From Ryan English, QMJHL Contributor – The Scouting Report:
“Duclair has elite foot speed and can accelerate as well as any player in the QMJHL. He entered the league fairly slight, but has put on significant weight since and it has helped his game around the crease. He was slowed down a little bit by an ankle injury earlier this season but he’s back to his usual self now blowing by defenders and setting up his teammates at full speed. With his lethal combination of speed and skill, he has all-star potential but will have to improve his all around game to realize it.”
From Chris Peters – CBS Sports:
“A highly skilled forward, Duclair has some really strong goal-scoring ability and is a good distributor of the puck. Having battled some injury troubles already this year, Duclair now will be without regular linemate Mikhail Grigorenko. His offensive instincts to go along with high-end speed should help him overcome losing an elite linemate.”
From Aaron Vickers, Managing Editor – Future Considerations (via FC’s Prospect Profile)
“Duclair possess one of the best skating strides in the entire 2013 draft class. The first thing that jumps out about him is the high speed he plays at. He consistently beats defensemen out wide. His acceleration is very impressive and he gets to his top speed very quickly. He’s incredibly agile and a very shifty skater. He has very impressive puck skills considering he’s constantly at high speeds. Duclair has the puck on a string at times, and can make defensemen and goalies alike look silly. He’s very creative with the puck on his stick and is incredibly dangerous 1-on-1 or on a breakaway. His shot is accurate and comes off with a good release. He has the ability to make crisp, accurate passes and find open teammates but is considered more of a finisher.”

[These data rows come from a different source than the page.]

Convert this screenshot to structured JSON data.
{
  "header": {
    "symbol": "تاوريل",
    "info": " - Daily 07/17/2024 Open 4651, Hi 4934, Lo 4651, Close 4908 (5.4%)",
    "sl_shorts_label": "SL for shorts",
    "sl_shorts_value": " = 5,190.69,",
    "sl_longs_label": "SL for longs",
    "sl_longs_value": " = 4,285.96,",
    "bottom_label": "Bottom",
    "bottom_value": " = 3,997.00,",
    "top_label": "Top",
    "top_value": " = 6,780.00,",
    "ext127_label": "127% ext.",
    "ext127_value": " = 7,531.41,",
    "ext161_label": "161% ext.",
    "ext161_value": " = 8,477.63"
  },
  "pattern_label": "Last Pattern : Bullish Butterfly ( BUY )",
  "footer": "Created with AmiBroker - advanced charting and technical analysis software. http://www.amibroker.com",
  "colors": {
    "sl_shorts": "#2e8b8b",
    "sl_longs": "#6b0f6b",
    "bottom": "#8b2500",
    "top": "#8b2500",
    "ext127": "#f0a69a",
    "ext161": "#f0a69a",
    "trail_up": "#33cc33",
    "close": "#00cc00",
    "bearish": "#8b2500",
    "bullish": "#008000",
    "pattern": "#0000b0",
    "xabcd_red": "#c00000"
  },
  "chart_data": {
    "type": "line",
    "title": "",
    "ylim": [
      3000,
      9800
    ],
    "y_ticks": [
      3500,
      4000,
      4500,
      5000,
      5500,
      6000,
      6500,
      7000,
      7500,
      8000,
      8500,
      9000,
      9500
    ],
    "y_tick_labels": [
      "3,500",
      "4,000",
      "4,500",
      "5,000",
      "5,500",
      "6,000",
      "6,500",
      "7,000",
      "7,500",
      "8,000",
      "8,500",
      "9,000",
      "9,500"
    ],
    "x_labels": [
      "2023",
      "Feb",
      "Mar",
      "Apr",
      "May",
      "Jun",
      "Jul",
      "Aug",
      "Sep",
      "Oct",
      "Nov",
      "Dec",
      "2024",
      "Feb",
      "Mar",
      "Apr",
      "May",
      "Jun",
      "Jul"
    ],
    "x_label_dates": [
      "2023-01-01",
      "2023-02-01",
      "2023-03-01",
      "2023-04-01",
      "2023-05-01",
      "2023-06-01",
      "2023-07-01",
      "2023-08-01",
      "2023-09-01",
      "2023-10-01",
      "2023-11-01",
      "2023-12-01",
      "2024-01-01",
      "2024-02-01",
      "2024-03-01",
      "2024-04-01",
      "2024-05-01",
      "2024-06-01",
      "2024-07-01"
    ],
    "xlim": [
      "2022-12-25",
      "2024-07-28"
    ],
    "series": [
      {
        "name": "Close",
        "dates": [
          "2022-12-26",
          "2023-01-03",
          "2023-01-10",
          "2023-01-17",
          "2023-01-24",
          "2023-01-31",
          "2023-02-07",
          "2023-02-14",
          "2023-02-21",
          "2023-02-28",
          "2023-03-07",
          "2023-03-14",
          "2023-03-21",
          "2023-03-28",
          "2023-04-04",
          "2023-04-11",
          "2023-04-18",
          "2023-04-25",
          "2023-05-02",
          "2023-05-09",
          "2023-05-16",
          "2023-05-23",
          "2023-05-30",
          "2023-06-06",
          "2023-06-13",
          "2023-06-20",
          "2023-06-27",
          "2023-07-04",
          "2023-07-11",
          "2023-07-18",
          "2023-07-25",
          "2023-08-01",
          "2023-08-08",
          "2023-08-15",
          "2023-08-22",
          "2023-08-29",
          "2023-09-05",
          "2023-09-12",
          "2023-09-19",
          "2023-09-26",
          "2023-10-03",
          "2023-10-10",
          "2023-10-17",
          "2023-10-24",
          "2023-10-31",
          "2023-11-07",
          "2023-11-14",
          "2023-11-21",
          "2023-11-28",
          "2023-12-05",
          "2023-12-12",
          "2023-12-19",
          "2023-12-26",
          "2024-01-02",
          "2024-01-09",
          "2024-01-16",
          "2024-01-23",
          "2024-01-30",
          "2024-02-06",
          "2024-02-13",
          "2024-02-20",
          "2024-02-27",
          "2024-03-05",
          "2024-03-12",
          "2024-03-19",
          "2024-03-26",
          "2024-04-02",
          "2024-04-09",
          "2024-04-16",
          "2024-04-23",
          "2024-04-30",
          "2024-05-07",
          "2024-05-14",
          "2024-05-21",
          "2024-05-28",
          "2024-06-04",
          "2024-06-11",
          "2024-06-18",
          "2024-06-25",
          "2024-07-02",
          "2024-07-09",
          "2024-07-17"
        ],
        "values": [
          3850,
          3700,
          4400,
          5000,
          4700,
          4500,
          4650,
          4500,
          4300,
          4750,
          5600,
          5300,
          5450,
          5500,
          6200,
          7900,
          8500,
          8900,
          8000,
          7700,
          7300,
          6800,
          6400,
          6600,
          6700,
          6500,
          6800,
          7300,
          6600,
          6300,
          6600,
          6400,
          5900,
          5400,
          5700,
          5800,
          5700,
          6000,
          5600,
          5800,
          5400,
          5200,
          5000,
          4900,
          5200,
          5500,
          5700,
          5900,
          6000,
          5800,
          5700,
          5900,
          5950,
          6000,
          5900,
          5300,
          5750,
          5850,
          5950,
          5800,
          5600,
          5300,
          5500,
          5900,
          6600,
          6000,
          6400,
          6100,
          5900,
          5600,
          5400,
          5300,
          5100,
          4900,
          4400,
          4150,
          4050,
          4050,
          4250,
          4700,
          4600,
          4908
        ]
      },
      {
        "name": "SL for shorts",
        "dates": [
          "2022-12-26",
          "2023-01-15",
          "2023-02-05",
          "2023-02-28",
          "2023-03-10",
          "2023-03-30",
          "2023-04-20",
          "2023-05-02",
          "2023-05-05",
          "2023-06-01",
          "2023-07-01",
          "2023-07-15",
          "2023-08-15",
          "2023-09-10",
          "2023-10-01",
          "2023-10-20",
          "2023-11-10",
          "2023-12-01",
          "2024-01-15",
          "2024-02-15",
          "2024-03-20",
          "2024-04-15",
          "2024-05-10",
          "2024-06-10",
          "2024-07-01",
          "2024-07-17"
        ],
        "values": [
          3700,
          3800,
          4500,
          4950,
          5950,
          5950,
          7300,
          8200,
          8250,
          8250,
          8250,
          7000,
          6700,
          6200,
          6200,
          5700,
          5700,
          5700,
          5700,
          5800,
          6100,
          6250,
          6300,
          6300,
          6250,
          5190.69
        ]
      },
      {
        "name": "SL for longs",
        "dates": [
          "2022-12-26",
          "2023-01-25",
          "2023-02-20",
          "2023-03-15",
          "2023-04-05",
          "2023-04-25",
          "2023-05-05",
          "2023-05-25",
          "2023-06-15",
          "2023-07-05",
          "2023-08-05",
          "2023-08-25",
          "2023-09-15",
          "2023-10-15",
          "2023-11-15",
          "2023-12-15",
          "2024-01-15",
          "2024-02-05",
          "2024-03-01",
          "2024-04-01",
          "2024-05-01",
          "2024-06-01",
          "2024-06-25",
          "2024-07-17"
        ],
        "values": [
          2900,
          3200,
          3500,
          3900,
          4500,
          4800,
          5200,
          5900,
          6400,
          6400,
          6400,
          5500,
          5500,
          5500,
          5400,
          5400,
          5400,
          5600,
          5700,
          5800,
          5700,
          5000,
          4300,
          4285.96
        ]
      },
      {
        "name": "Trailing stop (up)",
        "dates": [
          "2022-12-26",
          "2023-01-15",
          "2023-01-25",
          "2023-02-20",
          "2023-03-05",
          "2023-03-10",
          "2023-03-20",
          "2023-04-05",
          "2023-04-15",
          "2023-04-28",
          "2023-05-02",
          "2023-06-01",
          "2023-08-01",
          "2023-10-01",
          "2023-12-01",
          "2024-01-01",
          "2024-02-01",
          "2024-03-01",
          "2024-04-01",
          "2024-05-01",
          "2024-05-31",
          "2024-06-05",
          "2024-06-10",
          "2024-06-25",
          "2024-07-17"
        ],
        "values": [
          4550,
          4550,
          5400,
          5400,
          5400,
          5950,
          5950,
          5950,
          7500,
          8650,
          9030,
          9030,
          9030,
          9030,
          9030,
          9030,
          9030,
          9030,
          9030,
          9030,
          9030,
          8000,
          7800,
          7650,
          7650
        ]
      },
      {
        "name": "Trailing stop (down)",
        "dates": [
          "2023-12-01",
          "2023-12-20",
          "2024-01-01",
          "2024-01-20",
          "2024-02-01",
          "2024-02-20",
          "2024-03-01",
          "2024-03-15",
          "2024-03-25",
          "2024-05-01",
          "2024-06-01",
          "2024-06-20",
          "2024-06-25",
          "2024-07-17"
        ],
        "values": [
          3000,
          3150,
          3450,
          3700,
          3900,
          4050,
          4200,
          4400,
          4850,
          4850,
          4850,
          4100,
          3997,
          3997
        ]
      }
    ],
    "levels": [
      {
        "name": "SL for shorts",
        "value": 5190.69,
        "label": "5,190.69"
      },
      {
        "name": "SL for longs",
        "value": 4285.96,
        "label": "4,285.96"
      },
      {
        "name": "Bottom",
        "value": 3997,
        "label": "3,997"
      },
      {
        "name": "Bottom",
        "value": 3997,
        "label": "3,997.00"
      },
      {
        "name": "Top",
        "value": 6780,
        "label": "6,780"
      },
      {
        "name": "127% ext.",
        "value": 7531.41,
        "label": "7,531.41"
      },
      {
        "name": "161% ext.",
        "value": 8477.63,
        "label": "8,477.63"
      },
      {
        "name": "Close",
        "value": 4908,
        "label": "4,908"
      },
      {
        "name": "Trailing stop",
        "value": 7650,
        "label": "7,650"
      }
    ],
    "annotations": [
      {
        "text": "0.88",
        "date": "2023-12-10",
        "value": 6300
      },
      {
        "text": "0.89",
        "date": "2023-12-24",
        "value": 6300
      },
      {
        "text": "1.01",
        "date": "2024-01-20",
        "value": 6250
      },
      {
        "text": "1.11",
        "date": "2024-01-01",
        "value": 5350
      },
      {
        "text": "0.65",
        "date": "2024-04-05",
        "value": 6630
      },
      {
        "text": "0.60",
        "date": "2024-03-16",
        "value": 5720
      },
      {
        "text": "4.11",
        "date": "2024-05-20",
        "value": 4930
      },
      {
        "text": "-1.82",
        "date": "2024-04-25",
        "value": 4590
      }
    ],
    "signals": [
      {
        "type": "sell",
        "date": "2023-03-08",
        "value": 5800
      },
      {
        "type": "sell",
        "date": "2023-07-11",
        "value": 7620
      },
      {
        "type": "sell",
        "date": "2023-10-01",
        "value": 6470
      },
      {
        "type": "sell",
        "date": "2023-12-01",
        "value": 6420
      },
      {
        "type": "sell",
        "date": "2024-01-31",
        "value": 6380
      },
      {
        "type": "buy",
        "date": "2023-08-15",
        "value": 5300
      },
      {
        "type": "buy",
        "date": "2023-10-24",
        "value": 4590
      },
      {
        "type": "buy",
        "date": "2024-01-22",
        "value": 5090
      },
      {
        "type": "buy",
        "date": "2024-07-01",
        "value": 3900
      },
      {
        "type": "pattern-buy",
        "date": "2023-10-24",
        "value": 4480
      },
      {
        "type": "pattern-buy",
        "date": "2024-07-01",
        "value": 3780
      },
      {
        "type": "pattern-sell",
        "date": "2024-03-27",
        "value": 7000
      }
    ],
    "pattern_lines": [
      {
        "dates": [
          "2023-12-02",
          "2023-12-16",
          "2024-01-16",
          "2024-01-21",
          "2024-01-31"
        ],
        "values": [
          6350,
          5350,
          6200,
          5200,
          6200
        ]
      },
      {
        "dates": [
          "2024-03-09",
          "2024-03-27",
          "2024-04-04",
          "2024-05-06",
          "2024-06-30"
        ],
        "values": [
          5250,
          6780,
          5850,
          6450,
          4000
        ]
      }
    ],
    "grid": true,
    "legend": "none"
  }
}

From Corey Pronman at Puck Prospectus:
Duclair exploded onto the scene in the QMJHL in 2011-12, posting a little over a point per game as a 16-year-old. He followed it up with another quality campaign, despite a drop in his scoring rate. Duclair is a dynamic, exciting player, with high-end skating, if not better. He can be fun to observe because of his great speed, easily turning on the jets and putting defenders on their heels. Combining that skating ability with his great puck skills gives him the flair to create scoring chances and goals out of nothing. He shows the ability to make some quality passes, and although I wouldn’t describe him as selfish, he can try to be too flashy in his rushes. In addition, he sometimes attempts to force passes that are too difficult. Although he shows some decent work ethic in physical battles, he could stand to bulk up a fair amount, and he needs to continue to work on his defensive game.
Clearly, Duclair has a lot of upside. But if this pick is to work out for the Rangers, Duclair will need to show this season was a blip on the radar, and show he can improve and be more consistent.
Ryan Graves – D, PEI Rocket (QMJHL) – 4th round (#110)
At 6’4, 220-lbs, Graves is one big dude. Unfortunately, there isn’t much on him. He wasn’t ranked by Hockey Prospectus. He put up a line of 3-13-16 this season as well. He was listed as a “B” skater by the NHL CSS. An article by Vanguard noted that Graves has picked up his off-ice workouts to improve his game. The work ethic is there.
That’s all we could find on him. If you know more, please let us know.
Mackenzie Skapski – G, Kootenay Ice (WHL) – 6th round (#170)
Skapski fills a much-needed hole in the Rangers prospect depth chart at goalie. The 6’3, 185-lb netminder posted a 34-25-1 record with Kootenay this year, along with a 2.85 GAA, a .910 SV%, and 7 shutouts. Skapski actually attended Minnesota Wild development camp in 2012, and the guys there couldn’t find a scouting report (just like me). However, they posted a nice video, which I re-posted below.
The Rangers had a very solid draft, highlighted by their two steals in the third round. The general feeling with a draft is that if you have one player pan out, then it was a good draft. With Duclair and Buchnevich, the Rangers have added two very high skill guys. If even one pans out, then it’s a very successful draft, all things considered.